The research appears as the "Paper of the Week" in the December 3 issue of the Journal of Biological Chemistry, an American Society for Biochemistry and Molecular Biology journal.
One of the characteristic features of Alzheimer's disease is the deposition of amyloid β-peptides in the brain. These amyloid β-peptides are derived from a large amyloid precursor protein through a series of cleavage events. Under normal conditions, cleavage first by α-secretase and then by γ-secretase results in a soluble ectodomain, a short peptide called p3, and an intracellular C-terminal domain, none of which are amyloidogenic. Alternatively, amyloid precursor protein can be processed by the enzymes β-secretase and γ-secretase to produce a soluble ectodomain along with the full-length amyloidogenic amyloid β-peptide and the intracellular C-terminal domain.
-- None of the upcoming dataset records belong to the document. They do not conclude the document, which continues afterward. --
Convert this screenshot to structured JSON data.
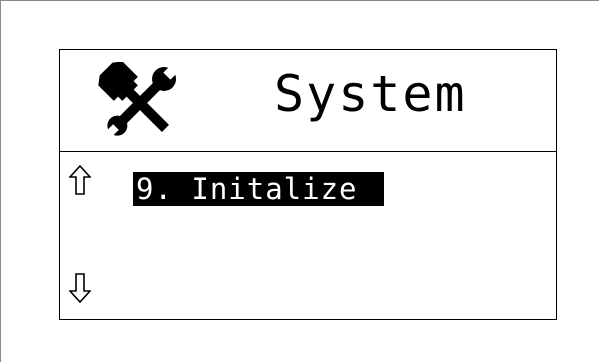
{
  "screen": {
    "title": "System",
    "icon": "tools-icon"
  },
  "menu": {
    "selected_item": "9. Initalize",
    "scroll_up_icon": "arrow-up-icon",
    "scroll_down_icon": "arrow-down-icon"
  },
  "colors": {
    "background": "#ffffff",
    "foreground": "#000000",
    "highlight_text": "#ffffff",
    "outer_frame": "#8a8a8a"
  }
}
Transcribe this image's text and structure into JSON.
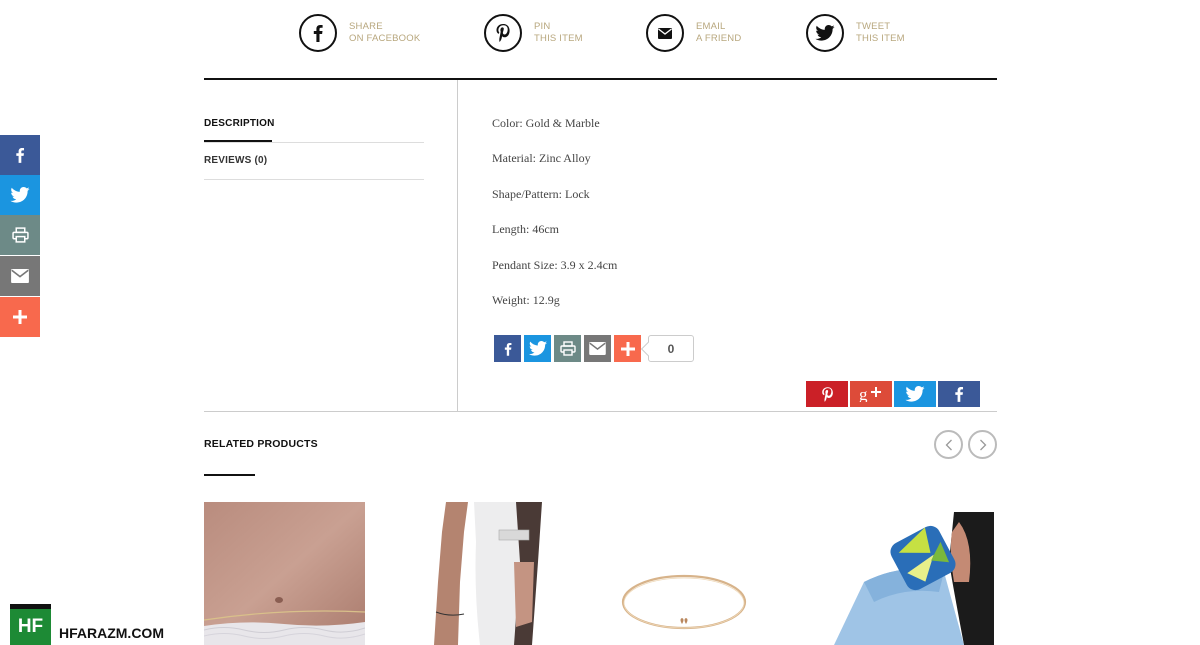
{
  "share_row": [
    {
      "line1": "SHARE",
      "line2": "ON FACEBOOK",
      "icon": "facebook-icon"
    },
    {
      "line1": "PIN",
      "line2": "THIS ITEM",
      "icon": "pinterest-icon"
    },
    {
      "line1": "EMAIL",
      "line2": "A FRIEND",
      "icon": "envelope-icon"
    },
    {
      "line1": "TWEET",
      "line2": "THIS ITEM",
      "icon": "twitter-icon"
    }
  ],
  "tabs": {
    "description": "DESCRIPTION",
    "reviews": "REVIEWS (0)"
  },
  "specs": [
    "Color: Gold & Marble",
    "Material: Zinc Alloy",
    "Shape/Pattern: Lock",
    "Length: 46cm",
    "Pendant Size: 3.9 x 2.4cm",
    "Weight: 12.9g"
  ],
  "share_count": "0",
  "related": {
    "title": "RELATED PRODUCTS"
  },
  "side_bar": [
    "facebook-icon",
    "twitter-icon",
    "print-icon",
    "email-icon",
    "plus-icon"
  ],
  "colors": {
    "facebook": "#3b5998",
    "twitter": "#1b95e0",
    "print": "#6d8a87",
    "email": "#777777",
    "addthis": "#f8694d",
    "pinterest": "#cb2027",
    "googleplus": "#dd4b39",
    "gold_text": "#b8a77e"
  },
  "watermark": {
    "logo": "HF",
    "text": "HFARAZM.COM"
  }
}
Although amyloid precursor protein is found in many cells, its normal biological function is not well understood. "It has been suggested that amyloid precursor protein may function as a receptor or growth factor precursor," notes Dr. Xuemin Xu of The University of Tennessee. "Recent studies also suggest that the intracellular C-terminal domain of the amyloid precursor protein may function as a transcription factor."
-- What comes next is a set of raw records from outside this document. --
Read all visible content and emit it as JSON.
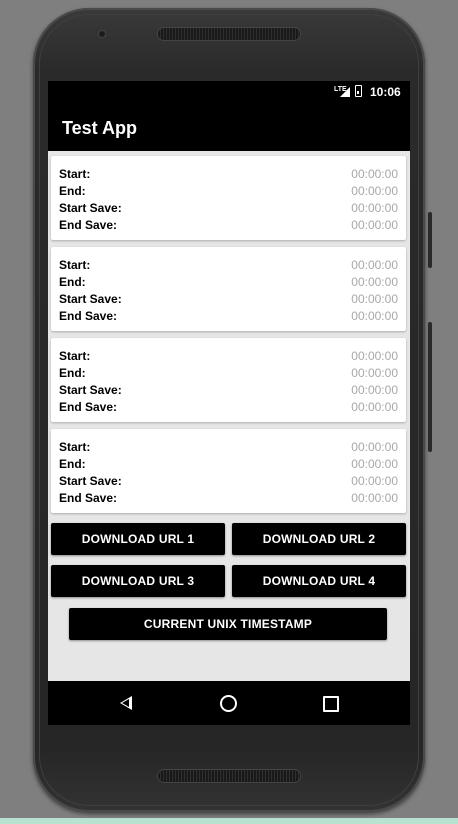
{
  "status_bar": {
    "network": "LTE",
    "time": "10:06"
  },
  "app": {
    "title": "Test App"
  },
  "cards": [
    {
      "rows": [
        {
          "label": "Start:",
          "value": "00:00:00"
        },
        {
          "label": "End:",
          "value": "00:00:00"
        },
        {
          "label": "Start Save:",
          "value": "00:00:00"
        },
        {
          "label": "End Save:",
          "value": "00:00:00"
        }
      ]
    },
    {
      "rows": [
        {
          "label": "Start:",
          "value": "00:00:00"
        },
        {
          "label": "End:",
          "value": "00:00:00"
        },
        {
          "label": "Start Save:",
          "value": "00:00:00"
        },
        {
          "label": "End Save:",
          "value": "00:00:00"
        }
      ]
    },
    {
      "rows": [
        {
          "label": "Start:",
          "value": "00:00:00"
        },
        {
          "label": "End:",
          "value": "00:00:00"
        },
        {
          "label": "Start Save:",
          "value": "00:00:00"
        },
        {
          "label": "End Save:",
          "value": "00:00:00"
        }
      ]
    },
    {
      "rows": [
        {
          "label": "Start:",
          "value": "00:00:00"
        },
        {
          "label": "End:",
          "value": "00:00:00"
        },
        {
          "label": "Start Save:",
          "value": "00:00:00"
        },
        {
          "label": "End Save:",
          "value": "00:00:00"
        }
      ]
    }
  ],
  "buttons": {
    "download_url_1": "DOWNLOAD URL 1",
    "download_url_2": "DOWNLOAD URL 2",
    "download_url_3": "DOWNLOAD URL 3",
    "download_url_4": "DOWNLOAD URL 4",
    "current_unix_timestamp": "CURRENT UNIX TIMESTAMP"
  },
  "nav_bar": {
    "icons": [
      "back-icon",
      "home-icon",
      "recent-apps-icon"
    ]
  },
  "colors": {
    "app_bar": "#000000",
    "screen_bg": "#e6e6e6",
    "value_text": "#a8a8a8",
    "button_bg": "#000000"
  }
}
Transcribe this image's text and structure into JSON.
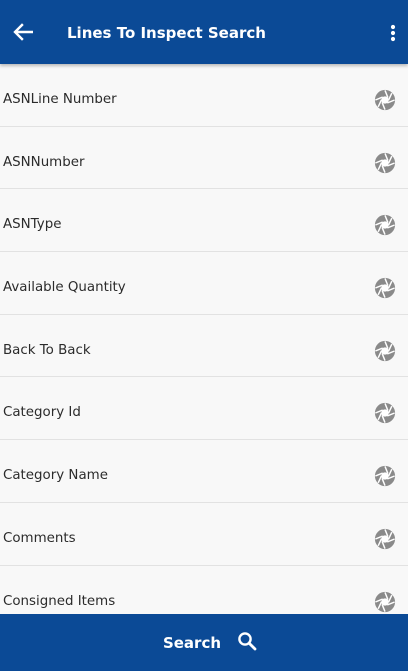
{
  "header": {
    "title": "Lines To Inspect Search",
    "back_icon": "arrow-left-icon",
    "menu_icon": "more-vertical-icon"
  },
  "fields": [
    {
      "label": "ASNLine Number",
      "icon": "aperture-icon"
    },
    {
      "label": "ASNNumber",
      "icon": "aperture-icon"
    },
    {
      "label": "ASNType",
      "icon": "aperture-icon"
    },
    {
      "label": "Available Quantity",
      "icon": "aperture-icon"
    },
    {
      "label": "Back To Back",
      "icon": "aperture-icon"
    },
    {
      "label": "Category Id",
      "icon": "aperture-icon"
    },
    {
      "label": "Category Name",
      "icon": "aperture-icon"
    },
    {
      "label": "Comments",
      "icon": "aperture-icon"
    },
    {
      "label": "Consigned Items",
      "icon": "aperture-icon"
    }
  ],
  "footer": {
    "search_label": "Search",
    "search_icon": "search-icon"
  },
  "colors": {
    "primary": "#0b4a96",
    "row_background": "#f8f8f8",
    "icon_gray": "#8a8a8a"
  }
}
While the exact pathogenic role of amyloid β-peptide in Alzheimer's disease has not yet been definitely established, accumulating evidence supports the hypothesis that amyloid β-peptide production and deposition in the brain could be a causative event in Alzheimer's disease. Dr. Xu explains that the literature indicates amyloid β-peptide itself could be toxic to synapses and the accumulation of amyloid β-peptide could initiate a series of events contributing
Contact: Nicole Kresge
American Society for Biochemistry and Molecular Biology